(Dataset excerpts)
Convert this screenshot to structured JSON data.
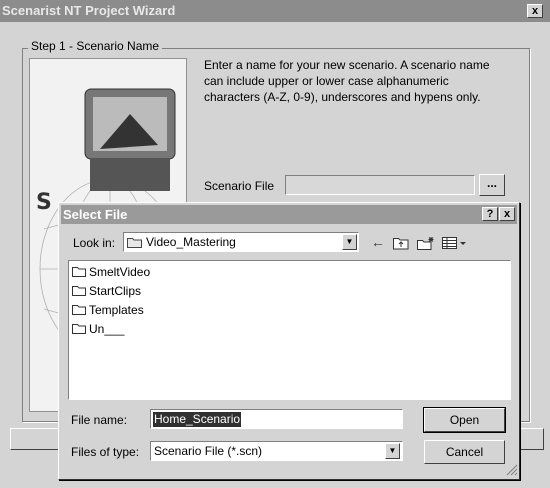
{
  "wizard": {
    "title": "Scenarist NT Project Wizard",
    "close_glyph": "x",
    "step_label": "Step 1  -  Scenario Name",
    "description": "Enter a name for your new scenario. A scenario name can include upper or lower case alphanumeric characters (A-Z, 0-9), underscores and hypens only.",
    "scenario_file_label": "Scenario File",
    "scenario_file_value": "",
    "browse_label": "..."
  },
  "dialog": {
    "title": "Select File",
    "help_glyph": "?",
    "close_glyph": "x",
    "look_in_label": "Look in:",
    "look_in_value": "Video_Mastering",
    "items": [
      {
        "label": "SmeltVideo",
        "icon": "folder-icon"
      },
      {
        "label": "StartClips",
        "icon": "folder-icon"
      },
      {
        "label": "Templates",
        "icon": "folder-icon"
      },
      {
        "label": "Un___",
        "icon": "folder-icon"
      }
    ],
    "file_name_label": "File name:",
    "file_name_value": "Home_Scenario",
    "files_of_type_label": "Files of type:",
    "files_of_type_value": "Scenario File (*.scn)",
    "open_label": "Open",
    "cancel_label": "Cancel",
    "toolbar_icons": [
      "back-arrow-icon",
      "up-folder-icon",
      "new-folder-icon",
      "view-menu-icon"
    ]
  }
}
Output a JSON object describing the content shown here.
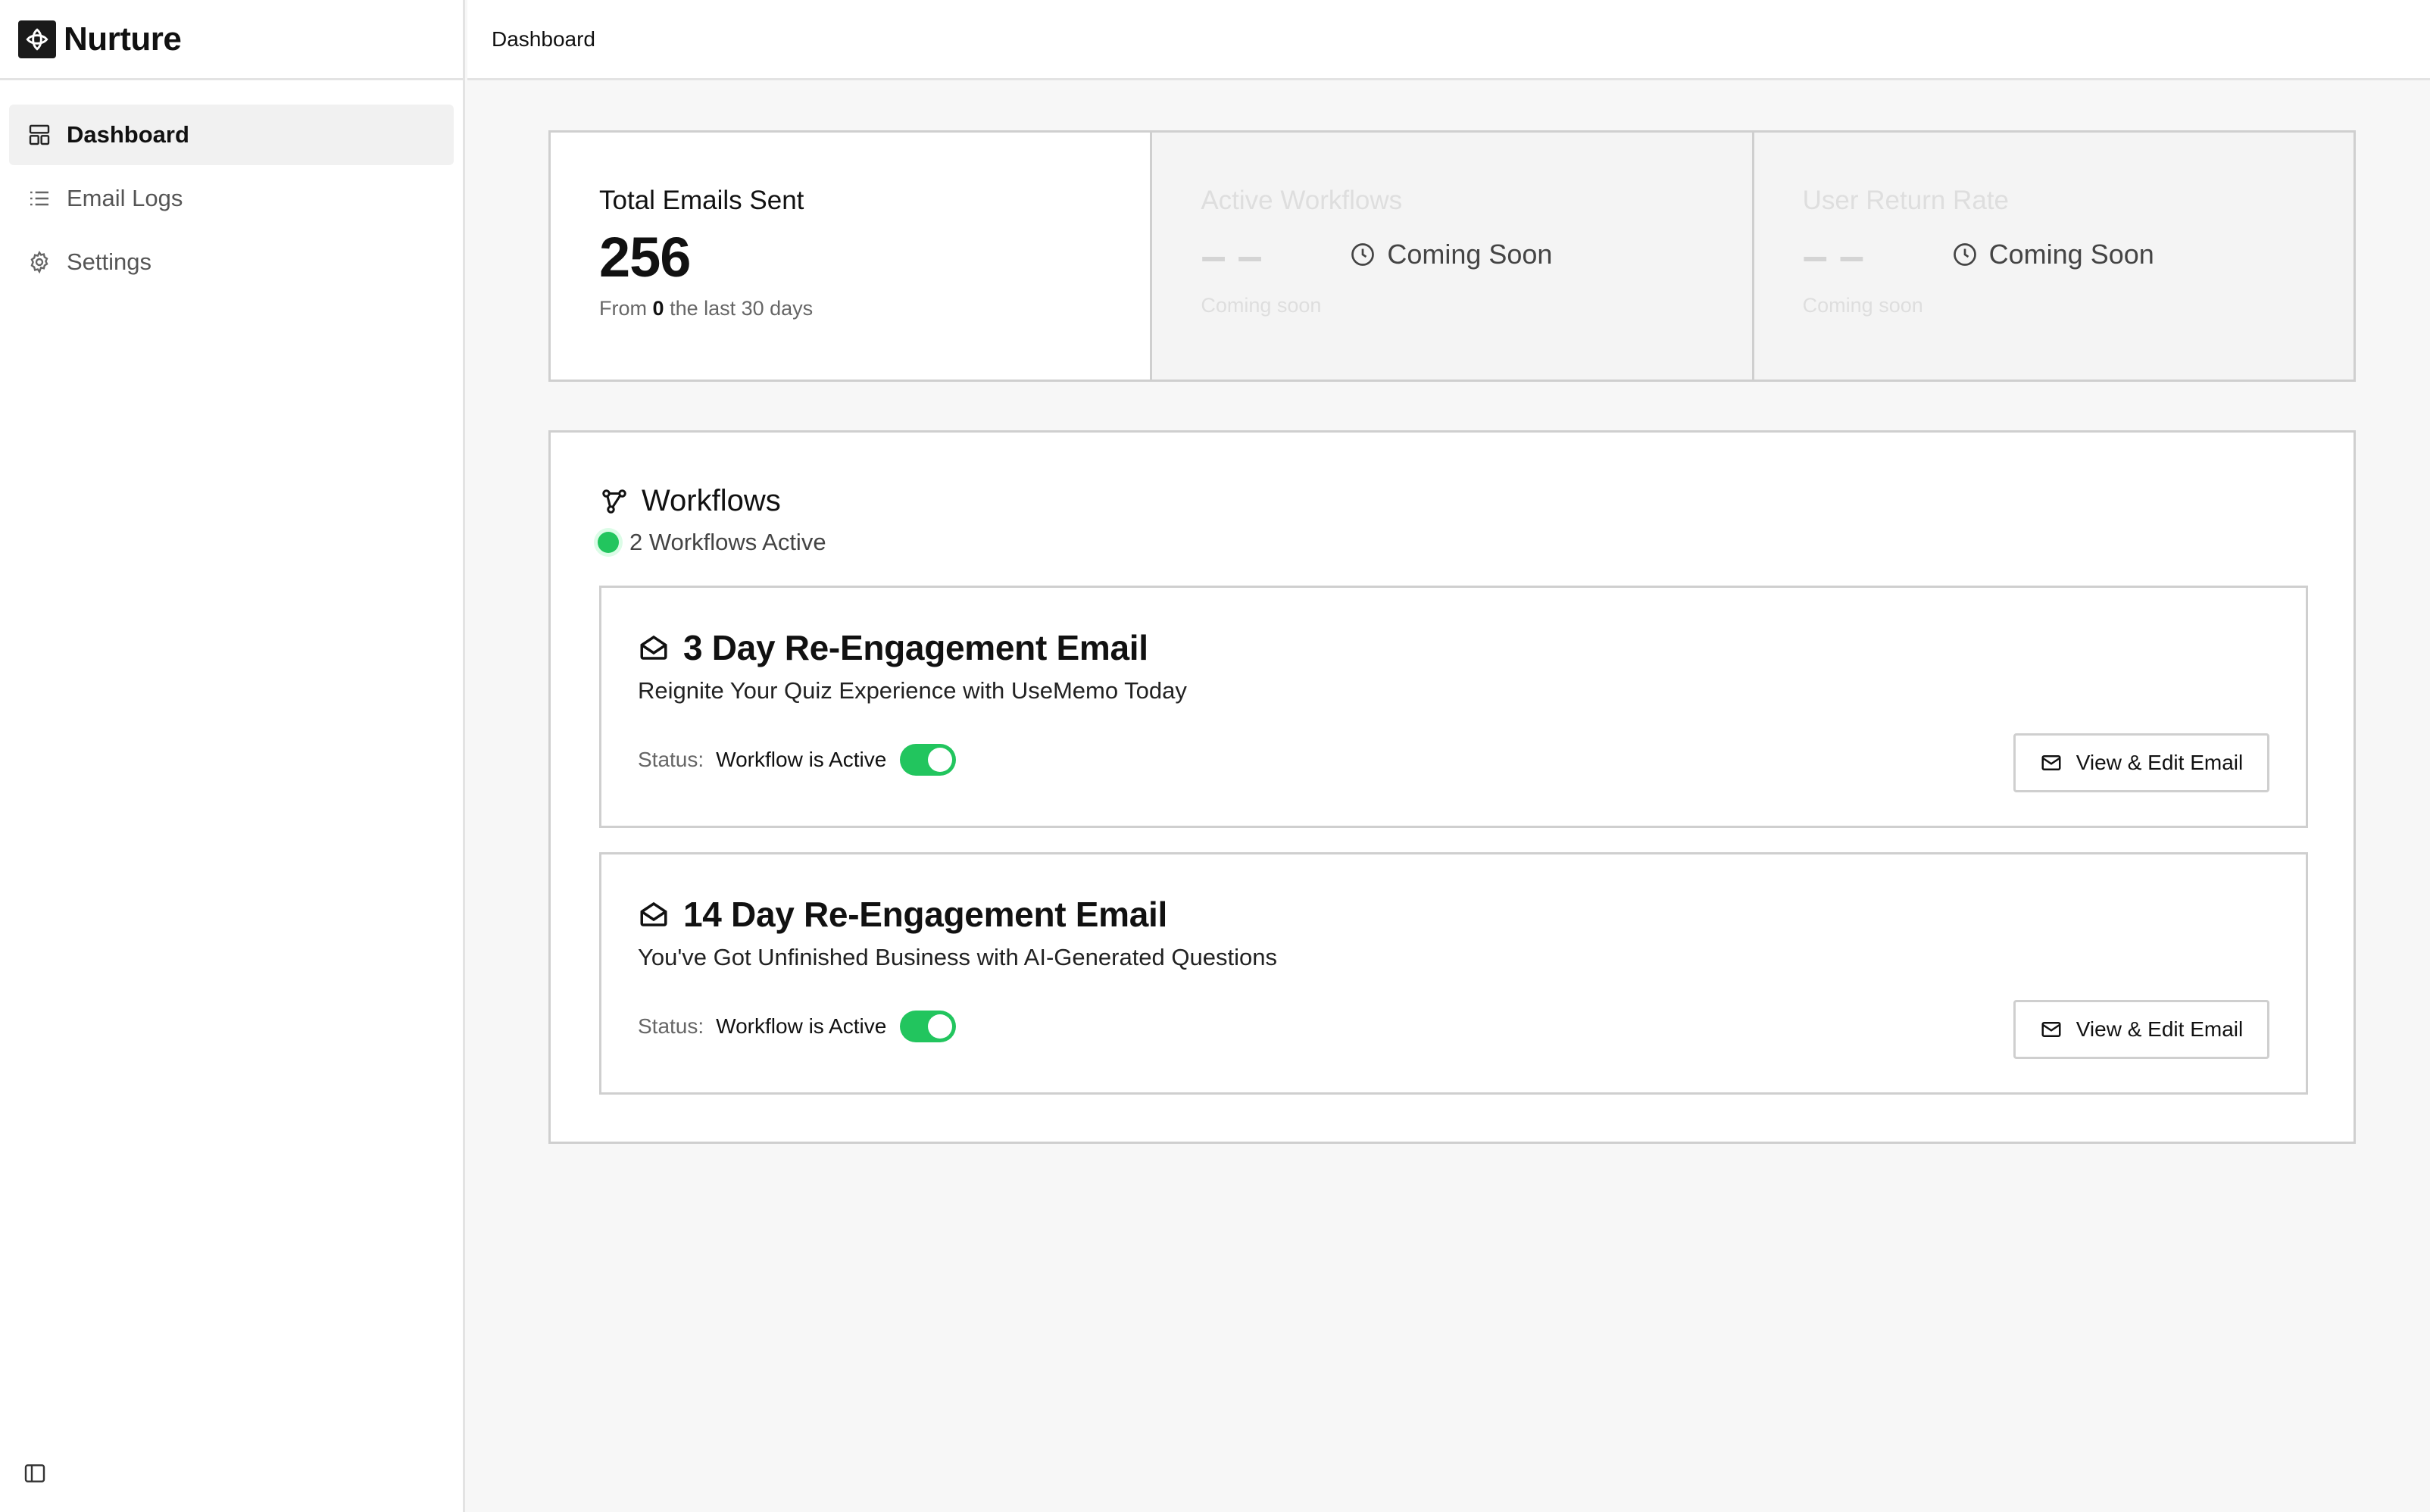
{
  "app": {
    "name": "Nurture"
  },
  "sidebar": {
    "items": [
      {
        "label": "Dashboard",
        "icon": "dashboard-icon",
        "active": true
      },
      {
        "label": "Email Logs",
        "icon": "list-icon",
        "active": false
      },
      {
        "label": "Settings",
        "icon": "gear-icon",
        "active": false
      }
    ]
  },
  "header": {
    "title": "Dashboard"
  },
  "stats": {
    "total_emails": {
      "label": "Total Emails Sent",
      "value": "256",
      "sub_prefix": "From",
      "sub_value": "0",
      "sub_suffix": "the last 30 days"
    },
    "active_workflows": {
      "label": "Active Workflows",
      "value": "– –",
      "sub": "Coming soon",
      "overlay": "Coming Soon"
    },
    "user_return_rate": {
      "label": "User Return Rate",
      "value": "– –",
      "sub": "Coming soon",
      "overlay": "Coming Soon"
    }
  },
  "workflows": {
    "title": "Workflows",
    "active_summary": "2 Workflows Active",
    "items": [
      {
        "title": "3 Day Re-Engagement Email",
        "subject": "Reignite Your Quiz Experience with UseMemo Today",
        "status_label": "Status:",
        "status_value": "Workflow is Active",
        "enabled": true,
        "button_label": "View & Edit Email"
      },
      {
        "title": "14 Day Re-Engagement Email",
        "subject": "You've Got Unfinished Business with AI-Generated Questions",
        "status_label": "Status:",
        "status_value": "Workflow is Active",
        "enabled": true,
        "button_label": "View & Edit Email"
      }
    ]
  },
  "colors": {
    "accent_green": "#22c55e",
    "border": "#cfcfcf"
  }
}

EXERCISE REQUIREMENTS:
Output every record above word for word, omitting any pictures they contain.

RESPONSE BOX:
Convert this screenshot to structured JSON data.
{
  "wizard": {
    "title": "Scenarist NT Project Wizard",
    "close_glyph": "x",
    "step_label": "Step 1  -  Scenario Name",
    "description": "Enter a name for your new scenario. A scenario name can include upper or lower case alphanumeric characters (A-Z, 0-9), underscores and hypens only.",
    "scenario_file_label": "Scenario File",
    "scenario_file_value": "",
    "browse_label": "..."
  },
  "dialog": {
    "title": "Select File",
    "help_glyph": "?",
    "close_glyph": "x",
    "look_in_label": "Look in:",
    "look_in_value": "Video_Mastering",
    "items": [
      {
        "label": "SmeltVideo",
        "icon": "folder-icon"
      },
      {
        "label": "StartClips",
        "icon": "folder-icon"
      },
      {
        "label": "Templates",
        "icon": "folder-icon"
      },
      {
        "label": "Un___",
        "icon": "folder-icon"
      }
    ],
    "file_name_label": "File name:",
    "file_name_value": "Home_Scenario",
    "files_of_type_label": "Files of type:",
    "files_of_type_value": "Scenario File (*.scn)",
    "open_label": "Open",
    "cancel_label": "Cancel",
    "toolbar_icons": [
      "back-arrow-icon",
      "up-folder-icon",
      "new-folder-icon",
      "view-menu-icon"
    ]
  }
}
Output a JSON object describing the content shown here.
{
  "app": {
    "name": "Nurture"
  },
  "sidebar": {
    "items": [
      {
        "label": "Dashboard",
        "icon": "dashboard-icon",
        "active": true
      },
      {
        "label": "Email Logs",
        "icon": "list-icon",
        "active": false
      },
      {
        "label": "Settings",
        "icon": "gear-icon",
        "active": false
      }
    ]
  },
  "header": {
    "title": "Dashboard"
  },
  "stats": {
    "total_emails": {
      "label": "Total Emails Sent",
      "value": "256",
      "sub_prefix": "From",
      "sub_value": "0",
      "sub_suffix": "the last 30 days"
    },
    "active_workflows": {
      "label": "Active Workflows",
      "value": "– –",
      "sub": "Coming soon",
      "overlay": "Coming Soon"
    },
    "user_return_rate": {
      "label": "User Return Rate",
      "value": "– –",
      "sub": "Coming soon",
      "overlay": "Coming Soon"
    }
  },
  "workflows": {
    "title": "Workflows",
    "active_summary": "2 Workflows Active",
    "items": [
      {
        "title": "3 Day Re-Engagement Email",
        "subject": "Reignite Your Quiz Experience with UseMemo Today",
        "status_label": "Status:",
        "status_value": "Workflow is Active",
        "enabled": true,
        "button_label": "View & Edit Email"
      },
      {
        "title": "14 Day Re-Engagement Email",
        "subject": "You've Got Unfinished Business with AI-Generated Questions",
        "status_label": "Status:",
        "status_value": "Workflow is Active",
        "enabled": true,
        "button_label": "View & Edit Email"
      }
    ]
  },
  "colors": {
    "accent_green": "#22c55e",
    "border": "#cfcfcf"
  }
}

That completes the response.